**YOUR TASK:** Show every line of the material that follows in which the word "输入新序列号" occurs.

(EXERCISE INPUT begins)

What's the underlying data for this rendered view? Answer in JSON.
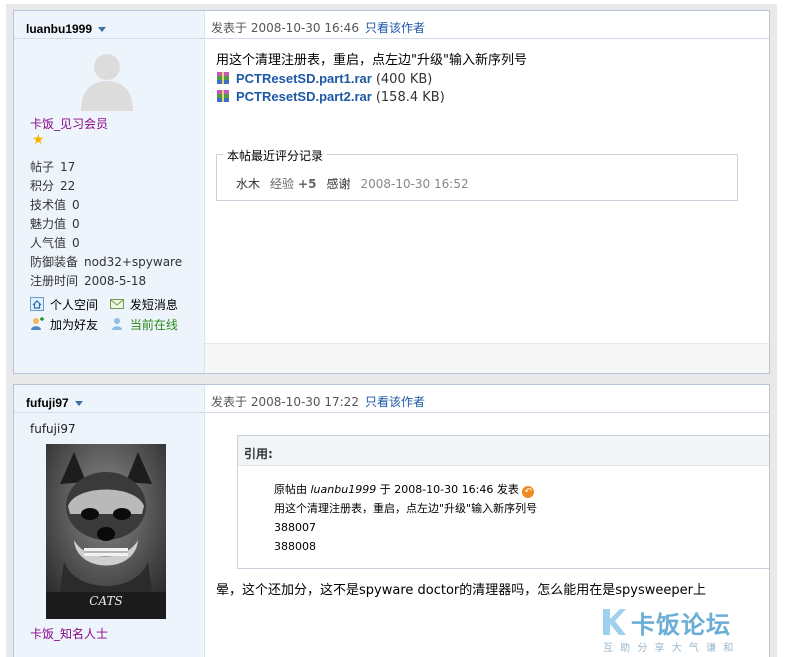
{
  "post1": {
    "username": "luanbu1999",
    "rank": "卡饭_见习会员",
    "stats": [
      {
        "label": "帖子",
        "value": "17"
      },
      {
        "label": "积分",
        "value": "22"
      },
      {
        "label": "技术值",
        "value": "0"
      },
      {
        "label": "魅力值",
        "value": "0"
      },
      {
        "label": "人气值",
        "value": "0"
      },
      {
        "label": "防御装备",
        "value": "nod32+spyware"
      },
      {
        "label": "注册时间",
        "value": "2008-5-18"
      }
    ],
    "actions": {
      "space": "个人空间",
      "message": "发短消息",
      "add_friend": "加为好友",
      "online": "当前在线"
    },
    "header": {
      "posted": "发表于 2008-10-30 16:46",
      "only_author": "只看该作者"
    },
    "body_text": "用这个清理注册表，重启，点左边\"升级\"输入新序列号",
    "attachments": [
      {
        "name": "PCTResetSD.part1.rar",
        "size": "(400 KB)"
      },
      {
        "name": "PCTResetSD.part2.rar",
        "size": "(158.4 KB)"
      }
    ],
    "rating": {
      "legend": "本帖最近评分记录",
      "user": "水木",
      "type": "经验",
      "points": "+5",
      "reason": "感谢",
      "time": "2008-10-30 16:52"
    }
  },
  "post2": {
    "username": "fufuji97",
    "nickname": "fufuji97",
    "rank": "卡饭_知名人士",
    "avatar_caption": "CATS",
    "header": {
      "posted": "发表于 2008-10-30 17:22",
      "only_author": "只看该作者"
    },
    "quote": {
      "title": "引用:",
      "prefix": "原帖由",
      "author": "luanbu1999",
      "meta": "于 2008-10-30 16:46 发表",
      "lines": [
        "用这个清理注册表，重启，点左边\"升级\"输入新序列号",
        "388007",
        "388008"
      ]
    },
    "reply": "晕，这个还加分，这不是spyware doctor的清理器吗，怎么能用在是spysweeper上"
  },
  "watermark": {
    "title": "卡饭论坛",
    "subtitle": "互 助 分 享    大 气 谦 和"
  },
  "colors": {
    "sidebar_bg": "#eef4fb",
    "border": "#b7c5d6",
    "link_blue": "#1d58a7",
    "rank_purple": "#8a0a8a",
    "online_green": "#2a8a1a"
  }
}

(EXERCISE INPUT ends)

**SOLUTION TO THIS TASK:**
    "body_text": "用这个清理注册表，重启，点左边\"升级\"输入新序列号",
        "用这个清理注册表，重启，点左边\"升级\"输入新序列号",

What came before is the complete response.